You may have noticed a large purple box hanging throughout Solebury and New Hope near stands of mature ash trees. This year, the USDA is arranging these traps to monitor any presence of the invasive and destructive Emerald Ash Borer.

“So far, this aggressive insect has not reached Bucks County, but when it does, it will be absolutely devastating to our ash trees,” said Jim Searing, the AWA’s Tree Strategist. Ash makes up 3.6% of the forests in Pennsylvania, with more than 300 million trees throughout the state. “We estimate that as much as 8% of the tree population of Solebury and New Hope consists of ash trees,” noted Jim.

The emerald ash borer (Agrilus planipennis) was discovered in southeast Michigan in 2002. Native to Asia, this species is responsible for the destruction of millions of ash trees in the Midwest, and has been spotted in Fairfax, Virginia; Duchess County NY, and as far east as Mifflin and Juniata Counties in Pennsylvania. Unfortunately, this borer is known to kill virtually every mature ash tree when it moves into an area. Arborists can treat individual or significant trees; however, all ash trees are at risk.

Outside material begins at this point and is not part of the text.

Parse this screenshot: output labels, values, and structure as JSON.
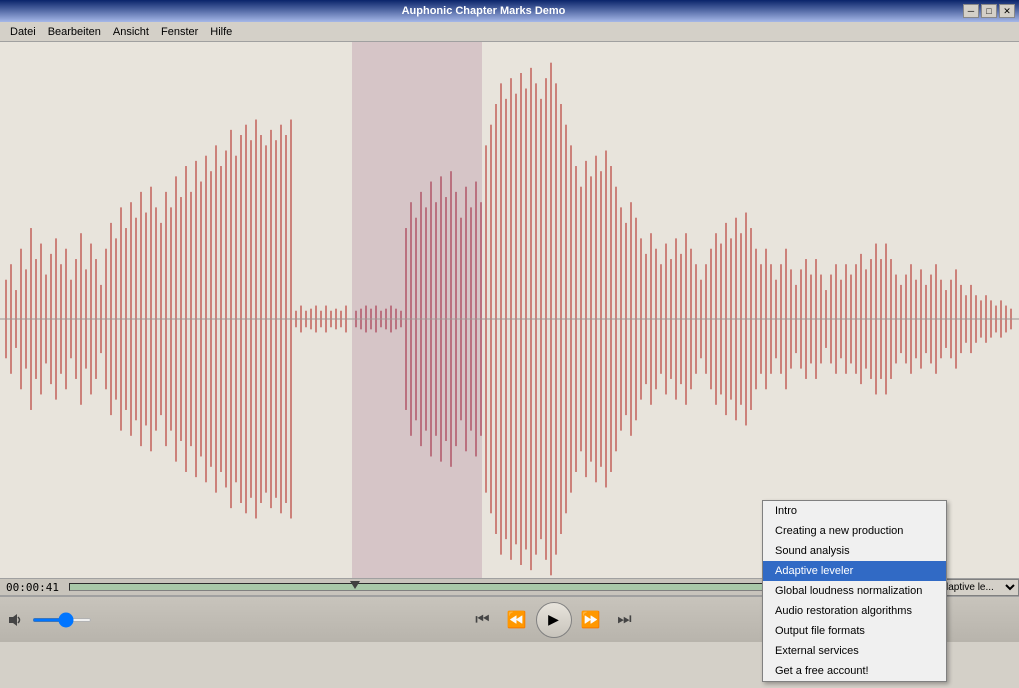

How would we know if the borer is here? In addition to the USDA monitoring boxes, key indicators include dieback of the branches, slits in the bark, D-shaped exit holes through the bark, and extensive woodpecker damage.

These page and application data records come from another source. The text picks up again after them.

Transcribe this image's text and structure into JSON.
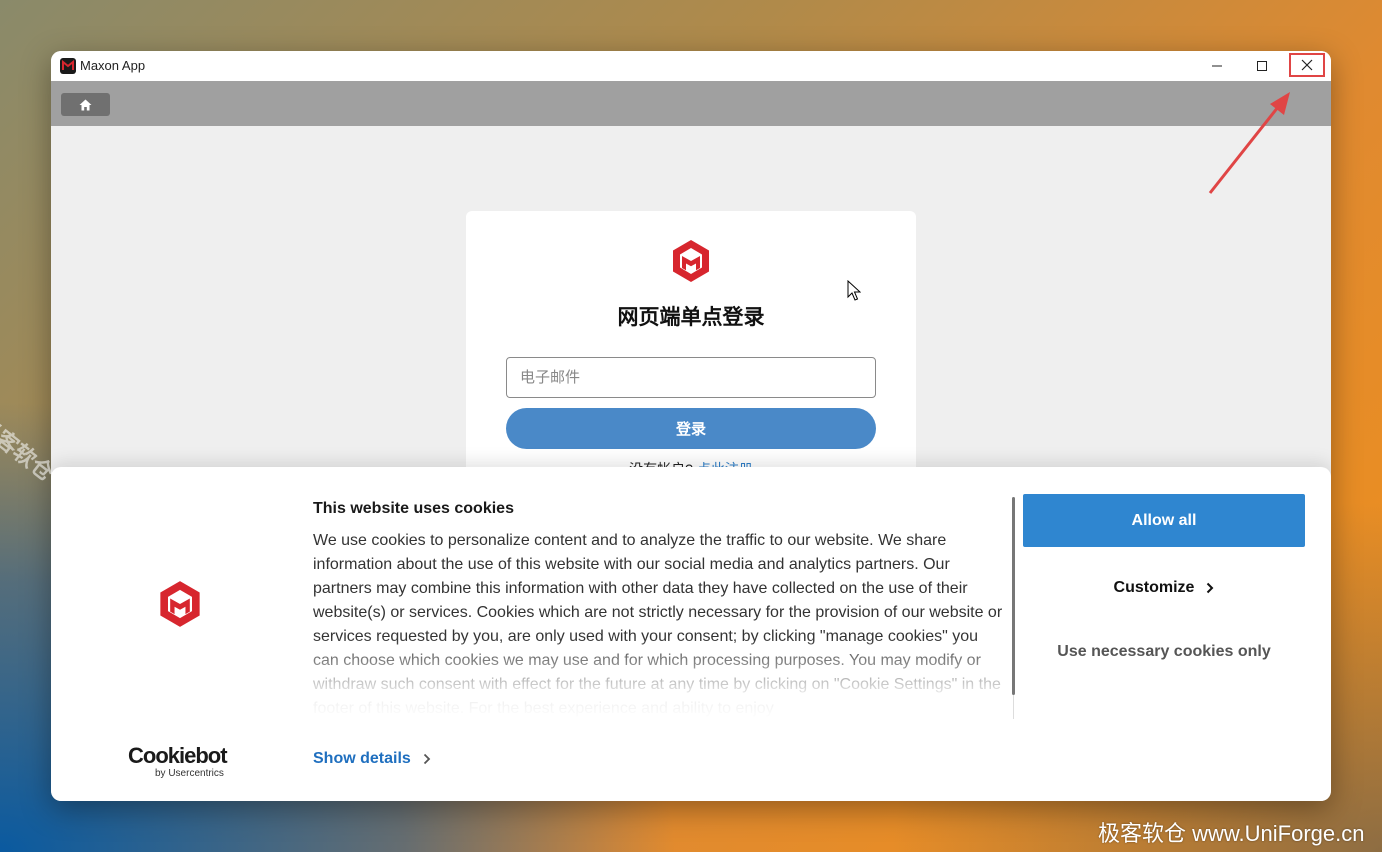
{
  "window": {
    "title": "Maxon App",
    "controls": {
      "minimize": "minimize",
      "maximize": "maximize",
      "close": "close"
    }
  },
  "toolbar": {
    "home_icon": "home-icon"
  },
  "login": {
    "title": "网页端单点登录",
    "email_placeholder": "电子邮件",
    "submit_label": "登录",
    "no_account_text": "没有帐户?",
    "register_link": "点此注册"
  },
  "cookie_banner": {
    "title": "This website uses cookies",
    "body": "We use cookies to personalize content and to analyze the traffic to our website. We share information about the use of this website with our social media and analytics partners. Our partners may combine this information with other data they have collected on the use of their website(s) or services. Cookies which are not strictly necessary for the provision of our website or services requested by you, are only used with your consent;  by clicking \"manage cookies\" you can choose which cookies we may use and for which processing purposes. You may modify or withdraw such consent with effect for the future at any time by clicking on \"Cookie Settings\" in the footer of this website. For the best experience and ability to enjoy",
    "show_details": "Show details",
    "allow_all": "Allow all",
    "customize": "Customize",
    "necessary_only": "Use necessary cookies only",
    "provider_name": "Cookiebot",
    "provider_sub": "by Usercentrics"
  },
  "watermarks": {
    "diagonal": "极客软仓 UniForge.cn",
    "corner": "极客软仓 www.UniForge.cn"
  },
  "colors": {
    "brand_red": "#d7262e",
    "allow_blue": "#2f86d0",
    "login_blue": "#4a89c8",
    "link_blue": "#1f6fbf",
    "annotation_red": "#e04545"
  }
}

What can you do to prevent the advance of the emerald ash borer? The number one preventative measure is ‘don’t move firewood.’ Buy your firewood locally and ask where it comes from. Since the borers can move only five to 10 miles a year by themselves, their ability to ‘hitchhike’ in infected wood becomes their most effective way to enter a new area.

What else can be done to stop the spread of these borers? The USDA is experimenting by releasing a tiny non-stinging wasp that kills emerald ash borers. They are also storing seeds to create a new generation of ash trees.

There are treatment options, and if you have a specimen or historic tree on your property, consider consulting with an arborist regarding treatment options.

More information on the ash borer is available from the PA Department of Conservation of Natural Resources at the state’s website.

An ash tree identification guide can be downloaded as a PDF by visiting http://www.aquetongwatershed.org/pdf/ashtreeid.pdf.